So while I’d been hoping to leave the PowerShot camera at home, it’s going to be in my bag again this year… primarily for video. It’ll also come in handy if I need a superzoom. I don’t expect to cover many press conferences this year, but that’s where the 50X optical zoom is a nice feature.
And it’s always nice to have a spare camera in case my phone battery dies.
The Pixel 2 gets significantly better battery life than my old Nexus 5X, but heavy camera use does run down the battery pretty quickly.
RAVPower 6,700 mAh portable charger
Speaking of battery life, this portable charger will help me top off the phone in a hurry if I need a little extra juice during the day.
While I usually get all-day battery life from the Pixel 2, I’m not usually running around town for 16-18 hours a day making heavy use of GPS and camera functions.
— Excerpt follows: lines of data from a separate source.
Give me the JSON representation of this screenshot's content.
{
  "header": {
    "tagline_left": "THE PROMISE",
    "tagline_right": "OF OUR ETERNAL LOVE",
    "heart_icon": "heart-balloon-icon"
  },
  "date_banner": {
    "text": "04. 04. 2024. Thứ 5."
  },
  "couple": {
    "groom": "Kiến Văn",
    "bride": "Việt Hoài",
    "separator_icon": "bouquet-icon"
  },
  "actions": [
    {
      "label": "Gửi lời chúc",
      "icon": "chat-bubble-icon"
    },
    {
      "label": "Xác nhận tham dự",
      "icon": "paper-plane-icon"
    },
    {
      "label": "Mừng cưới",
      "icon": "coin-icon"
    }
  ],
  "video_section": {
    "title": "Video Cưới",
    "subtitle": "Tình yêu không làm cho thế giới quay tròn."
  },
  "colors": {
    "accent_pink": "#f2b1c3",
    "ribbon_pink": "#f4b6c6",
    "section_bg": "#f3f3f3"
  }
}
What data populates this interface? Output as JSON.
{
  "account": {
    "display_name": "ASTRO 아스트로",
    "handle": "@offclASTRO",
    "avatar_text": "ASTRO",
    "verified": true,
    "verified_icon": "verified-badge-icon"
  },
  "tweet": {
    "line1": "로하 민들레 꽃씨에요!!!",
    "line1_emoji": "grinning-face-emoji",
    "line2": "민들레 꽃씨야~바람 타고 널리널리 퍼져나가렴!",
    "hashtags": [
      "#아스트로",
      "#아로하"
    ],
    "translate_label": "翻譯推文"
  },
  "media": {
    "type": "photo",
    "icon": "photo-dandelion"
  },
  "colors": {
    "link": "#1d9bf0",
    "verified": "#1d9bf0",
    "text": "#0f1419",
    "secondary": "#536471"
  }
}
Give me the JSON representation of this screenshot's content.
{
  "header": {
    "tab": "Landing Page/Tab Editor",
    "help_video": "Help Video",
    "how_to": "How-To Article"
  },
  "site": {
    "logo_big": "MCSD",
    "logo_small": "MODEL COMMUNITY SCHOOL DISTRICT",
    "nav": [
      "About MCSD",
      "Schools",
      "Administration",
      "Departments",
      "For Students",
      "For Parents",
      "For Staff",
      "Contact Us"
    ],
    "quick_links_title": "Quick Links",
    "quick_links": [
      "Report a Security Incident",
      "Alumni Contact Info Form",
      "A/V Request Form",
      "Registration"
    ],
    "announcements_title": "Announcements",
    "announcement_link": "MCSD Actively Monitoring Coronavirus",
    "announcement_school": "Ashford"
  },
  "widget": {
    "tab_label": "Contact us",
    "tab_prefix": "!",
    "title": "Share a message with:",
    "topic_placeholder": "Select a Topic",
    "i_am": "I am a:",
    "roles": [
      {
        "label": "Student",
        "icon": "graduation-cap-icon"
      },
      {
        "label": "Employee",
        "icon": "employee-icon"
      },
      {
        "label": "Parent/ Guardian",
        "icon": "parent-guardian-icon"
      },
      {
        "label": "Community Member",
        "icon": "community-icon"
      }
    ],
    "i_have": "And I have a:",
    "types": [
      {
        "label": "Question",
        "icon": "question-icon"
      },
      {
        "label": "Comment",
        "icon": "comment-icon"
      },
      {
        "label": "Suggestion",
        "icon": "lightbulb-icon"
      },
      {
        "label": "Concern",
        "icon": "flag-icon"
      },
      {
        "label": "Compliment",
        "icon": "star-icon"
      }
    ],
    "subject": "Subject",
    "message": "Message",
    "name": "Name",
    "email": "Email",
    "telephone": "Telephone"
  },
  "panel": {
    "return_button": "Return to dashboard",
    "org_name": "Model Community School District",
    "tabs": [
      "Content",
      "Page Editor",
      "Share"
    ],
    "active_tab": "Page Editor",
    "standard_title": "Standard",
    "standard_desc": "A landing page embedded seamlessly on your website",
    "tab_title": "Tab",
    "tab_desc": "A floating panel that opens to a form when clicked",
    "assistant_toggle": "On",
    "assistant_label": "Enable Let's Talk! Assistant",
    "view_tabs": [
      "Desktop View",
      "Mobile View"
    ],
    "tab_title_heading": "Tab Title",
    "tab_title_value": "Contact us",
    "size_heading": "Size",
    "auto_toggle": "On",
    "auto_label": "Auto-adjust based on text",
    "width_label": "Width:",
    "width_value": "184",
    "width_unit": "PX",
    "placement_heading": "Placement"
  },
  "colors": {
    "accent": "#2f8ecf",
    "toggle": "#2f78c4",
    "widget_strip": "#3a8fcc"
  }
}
This battery supports 2.4A output for fast charging and I have a short USB Type-A to Type-C cable that lets me place my phone and the battery in my pocket and charge the phone while I’m on the go.
There are plenty of newer batteries with dedicated USB Type-C ports, faster charging, and other features this model lacks. But it was cheap when I picked it up and it still does the trick. I’ll probably hang onto it for another few years as long as it still holds a decent charge.
Odds and ends
I’m also packing a new pair of Samsung Level On Bluetooth noise canceling on-ear headphones I picked up recently when they were on sale for $70. The audio quality is better than that on most lower-cost models I’ve tested and the noise cancellation works well… under the right conditions. It does a great job of filtering out background sounds like my refrigerator’s hum when I’m at home. But when I tried using them on a recent bus trip they actually amplified some of the creaking noises the bus made in transit. I’ll be curious to see how well they work at reducing airplane noise, which is what many active noise canceling products are really designed to do.
I’m staying in downtown Las Vegas rather than on the strip this year, so I don’t expect to spend a lot of time in my hotel room. But for any time I do spend writing before hitting the sack or heading out for the day, I’ll have my UE Mini Boom Bluetooth speaker to keep me energized with music.
And I’m packing my trusty portable humidifier in the hopes that it’ll keep me from waking up with bloody noses from the dry Las Vegas air.
Normally Las Vegas isn’t all that much warmer than Philadelphia at this time of year, but I’m flying out of Philadelphia on a day when the high temperature is forecast to be 16 degrees in my home city, and the high in Vegas is supposed to be 68. So that’s kind of exciting.
That said, I’ll also be packing one more thing: some sudafed. Often I catch a cold at CES. This year I’m heading to Las Vegas after finally kicking one that I picked up just after Christmas. I’m hoping I don’t need to self medicate to get through the week, but it’s always good to be prepared.
Yep, this is my 10th trip to CES. I don’t know what’s wrong with me.